Grande surprised fans earlier this week with the news that GIAW was going to drop a few days earlier than planned. The song dropped at midnight on July 13th, with a music video released the morning of the 13th. To say the song is a bop would be an understatement — it is a movement.
Grande is no stranger to exploring sexuality in her songs; 2016 saw "Side To Side" and "Dangerous Woman," while 2014 saw "Hands On Me" and "Love Me Harder." "God Is A Woman," while no exception to a song about a woman owning her sexuality, breaks the boundaries a little more by introducing the world to a matter that Grande has been vocal about since the very beginning of her career. She doesn't shy away from being an outspoken feminist, known to shut down every reporter that dare say or even imply that a woman is "less than." That is what makes GIAW so special to Grande and fiancé Pete Davidson, who raves that it's his favorite song off of the album.
The video is a visual masterpiece. Grande takes several moments from history that were specific to women, and yet overshadowed by men. This blog captures the video perfectly, but let me mention briefly what Grande is portraying. At the beginning and throughout the video, Grande embodies Gaea, who is the mother of Earth and the Greek gods. She also embodies Mother Nature by implying pregnancy and showing the flourishing plants around her. She poses as the famous statue "The Thinker" while angry men throw words of hate in her direction.
Perhaps the most powerful sequence in the video is Grande breaking the Glass Ceiling, which we all know is the barrier that keeps women and minorities from climbing the corporate ladder. This is preceded by a monologue from cult classic "Pulp Fiction," read by one of Grande's icons, and a feminist icon at that, Madonna.
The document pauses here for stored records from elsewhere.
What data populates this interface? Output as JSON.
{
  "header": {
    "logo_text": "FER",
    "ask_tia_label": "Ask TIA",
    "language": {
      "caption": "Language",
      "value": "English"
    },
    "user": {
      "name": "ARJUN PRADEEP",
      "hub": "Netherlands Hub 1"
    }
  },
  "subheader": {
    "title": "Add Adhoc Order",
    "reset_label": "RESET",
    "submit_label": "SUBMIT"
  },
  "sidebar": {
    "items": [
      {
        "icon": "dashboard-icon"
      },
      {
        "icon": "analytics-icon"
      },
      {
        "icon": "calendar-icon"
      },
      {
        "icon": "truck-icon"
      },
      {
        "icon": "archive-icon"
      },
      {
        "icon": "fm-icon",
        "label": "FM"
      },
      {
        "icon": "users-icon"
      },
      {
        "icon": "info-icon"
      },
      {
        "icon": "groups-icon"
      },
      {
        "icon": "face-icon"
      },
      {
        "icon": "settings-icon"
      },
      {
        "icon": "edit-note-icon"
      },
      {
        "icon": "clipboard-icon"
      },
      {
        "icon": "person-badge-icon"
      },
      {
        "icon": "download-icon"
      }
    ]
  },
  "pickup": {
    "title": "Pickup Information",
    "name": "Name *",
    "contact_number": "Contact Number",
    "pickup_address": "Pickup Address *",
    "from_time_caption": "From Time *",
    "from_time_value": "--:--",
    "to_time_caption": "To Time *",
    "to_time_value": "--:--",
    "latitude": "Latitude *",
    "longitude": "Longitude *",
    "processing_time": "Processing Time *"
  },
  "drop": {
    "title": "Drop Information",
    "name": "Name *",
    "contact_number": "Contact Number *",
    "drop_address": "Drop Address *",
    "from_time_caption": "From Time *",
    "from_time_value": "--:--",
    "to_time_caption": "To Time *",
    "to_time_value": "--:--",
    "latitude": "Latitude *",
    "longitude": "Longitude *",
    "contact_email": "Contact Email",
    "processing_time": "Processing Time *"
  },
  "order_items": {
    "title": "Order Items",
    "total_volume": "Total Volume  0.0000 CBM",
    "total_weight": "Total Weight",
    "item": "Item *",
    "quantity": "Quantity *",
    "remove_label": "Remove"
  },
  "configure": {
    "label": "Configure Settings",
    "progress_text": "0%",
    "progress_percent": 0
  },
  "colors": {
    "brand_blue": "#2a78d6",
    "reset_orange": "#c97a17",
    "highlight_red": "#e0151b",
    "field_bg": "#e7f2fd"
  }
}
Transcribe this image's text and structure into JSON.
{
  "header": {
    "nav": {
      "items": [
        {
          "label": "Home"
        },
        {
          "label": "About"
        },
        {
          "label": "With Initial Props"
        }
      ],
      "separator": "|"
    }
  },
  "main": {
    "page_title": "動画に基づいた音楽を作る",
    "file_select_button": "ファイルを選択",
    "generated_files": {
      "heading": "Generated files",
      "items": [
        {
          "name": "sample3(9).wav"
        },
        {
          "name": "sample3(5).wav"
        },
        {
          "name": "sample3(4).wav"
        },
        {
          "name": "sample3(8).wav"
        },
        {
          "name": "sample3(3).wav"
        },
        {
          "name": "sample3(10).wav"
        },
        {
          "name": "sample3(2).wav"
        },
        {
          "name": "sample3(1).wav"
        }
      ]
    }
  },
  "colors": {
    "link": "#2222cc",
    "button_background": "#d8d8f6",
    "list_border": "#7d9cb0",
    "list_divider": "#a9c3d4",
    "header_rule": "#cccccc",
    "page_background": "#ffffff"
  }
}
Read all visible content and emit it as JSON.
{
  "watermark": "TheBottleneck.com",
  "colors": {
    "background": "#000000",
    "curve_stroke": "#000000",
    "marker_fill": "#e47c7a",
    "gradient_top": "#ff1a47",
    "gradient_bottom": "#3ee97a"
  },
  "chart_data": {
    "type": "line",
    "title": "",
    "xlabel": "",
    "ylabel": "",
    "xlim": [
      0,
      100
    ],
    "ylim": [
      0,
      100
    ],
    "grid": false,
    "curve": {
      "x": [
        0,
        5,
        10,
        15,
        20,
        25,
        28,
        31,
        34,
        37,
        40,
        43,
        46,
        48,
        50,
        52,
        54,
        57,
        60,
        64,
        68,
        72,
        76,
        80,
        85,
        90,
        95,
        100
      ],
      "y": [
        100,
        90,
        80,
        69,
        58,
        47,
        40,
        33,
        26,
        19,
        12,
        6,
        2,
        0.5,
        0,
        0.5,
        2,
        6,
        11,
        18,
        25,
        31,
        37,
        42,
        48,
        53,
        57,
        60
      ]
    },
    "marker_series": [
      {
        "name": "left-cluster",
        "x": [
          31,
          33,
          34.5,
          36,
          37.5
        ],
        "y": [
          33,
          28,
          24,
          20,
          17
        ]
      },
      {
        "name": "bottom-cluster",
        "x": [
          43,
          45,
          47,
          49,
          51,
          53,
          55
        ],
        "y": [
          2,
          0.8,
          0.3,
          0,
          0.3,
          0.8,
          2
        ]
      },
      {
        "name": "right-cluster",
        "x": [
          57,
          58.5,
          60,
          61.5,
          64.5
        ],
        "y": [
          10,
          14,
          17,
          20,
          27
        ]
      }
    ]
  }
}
After the monologue is recited, Grande swings the hammer towards the sky and breaks the ceiling. Finally, the video ends in perhaps a controversial (but iconic, nonetheless) way of Grande and a group of women of all colors recreating "The Creation of Adam." It is such a powerful moment, and a powerful video we'll be watching over and over again.